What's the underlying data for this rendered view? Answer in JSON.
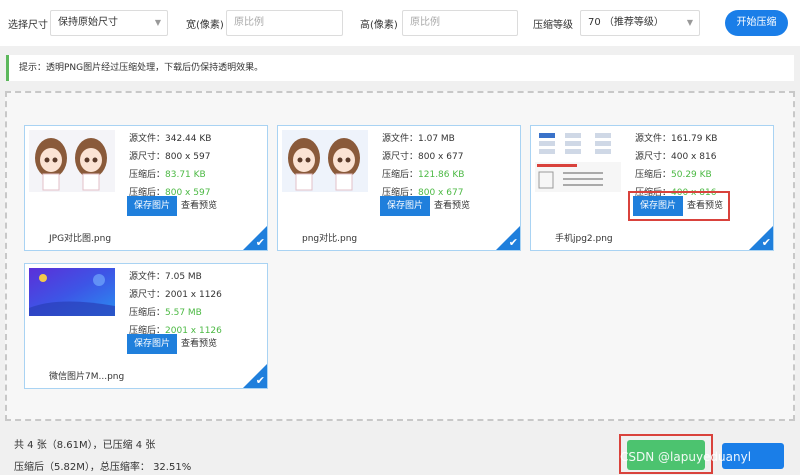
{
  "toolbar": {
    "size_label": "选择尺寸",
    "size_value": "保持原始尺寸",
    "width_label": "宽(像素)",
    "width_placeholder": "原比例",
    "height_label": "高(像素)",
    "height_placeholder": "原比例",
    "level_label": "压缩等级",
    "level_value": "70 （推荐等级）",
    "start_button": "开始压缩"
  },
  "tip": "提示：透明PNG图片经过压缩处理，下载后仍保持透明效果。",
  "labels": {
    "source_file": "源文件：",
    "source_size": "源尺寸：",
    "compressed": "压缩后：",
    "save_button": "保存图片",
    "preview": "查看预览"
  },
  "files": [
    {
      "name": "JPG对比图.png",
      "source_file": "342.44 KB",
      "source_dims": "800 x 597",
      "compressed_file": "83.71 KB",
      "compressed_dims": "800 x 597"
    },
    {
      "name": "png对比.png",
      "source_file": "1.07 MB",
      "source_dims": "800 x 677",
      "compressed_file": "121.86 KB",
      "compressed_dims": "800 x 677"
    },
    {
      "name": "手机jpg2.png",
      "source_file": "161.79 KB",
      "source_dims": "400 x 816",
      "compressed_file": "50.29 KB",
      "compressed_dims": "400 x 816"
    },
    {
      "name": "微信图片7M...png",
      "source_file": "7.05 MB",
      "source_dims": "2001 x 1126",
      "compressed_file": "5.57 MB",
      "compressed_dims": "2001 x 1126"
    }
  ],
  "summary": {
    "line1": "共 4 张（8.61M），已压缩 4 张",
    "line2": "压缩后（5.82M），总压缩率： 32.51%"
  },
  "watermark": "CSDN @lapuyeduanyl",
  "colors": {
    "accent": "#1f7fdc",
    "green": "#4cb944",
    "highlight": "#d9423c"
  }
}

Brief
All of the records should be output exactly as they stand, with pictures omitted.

Solution below
What's the underlying data for this rendered view? Answer in JSON.
{
  "toolbar": {
    "size_label": "选择尺寸",
    "size_value": "保持原始尺寸",
    "width_label": "宽(像素)",
    "width_placeholder": "原比例",
    "height_label": "高(像素)",
    "height_placeholder": "原比例",
    "level_label": "压缩等级",
    "level_value": "70 （推荐等级）",
    "start_button": "开始压缩"
  },
  "tip": "提示：透明PNG图片经过压缩处理，下载后仍保持透明效果。",
  "labels": {
    "source_file": "源文件：",
    "source_size": "源尺寸：",
    "compressed": "压缩后：",
    "save_button": "保存图片",
    "preview": "查看预览"
  },
  "files": [
    {
      "name": "JPG对比图.png",
      "source_file": "342.44 KB",
      "source_dims": "800 x 597",
      "compressed_file": "83.71 KB",
      "compressed_dims": "800 x 597"
    },
    {
      "name": "png对比.png",
      "source_file": "1.07 MB",
      "source_dims": "800 x 677",
      "compressed_file": "121.86 KB",
      "compressed_dims": "800 x 677"
    },
    {
      "name": "手机jpg2.png",
      "source_file": "161.79 KB",
      "source_dims": "400 x 816",
      "compressed_file": "50.29 KB",
      "compressed_dims": "400 x 816"
    },
    {
      "name": "微信图片7M...png",
      "source_file": "7.05 MB",
      "source_dims": "2001 x 1126",
      "compressed_file": "5.57 MB",
      "compressed_dims": "2001 x 1126"
    }
  ],
  "summary": {
    "line1": "共 4 张（8.61M），已压缩 4 张",
    "line2": "压缩后（5.82M），总压缩率： 32.51%"
  },
  "watermark": "CSDN @lapuyeduanyl",
  "colors": {
    "accent": "#1f7fdc",
    "green": "#4cb944",
    "highlight": "#d9423c"
  }
}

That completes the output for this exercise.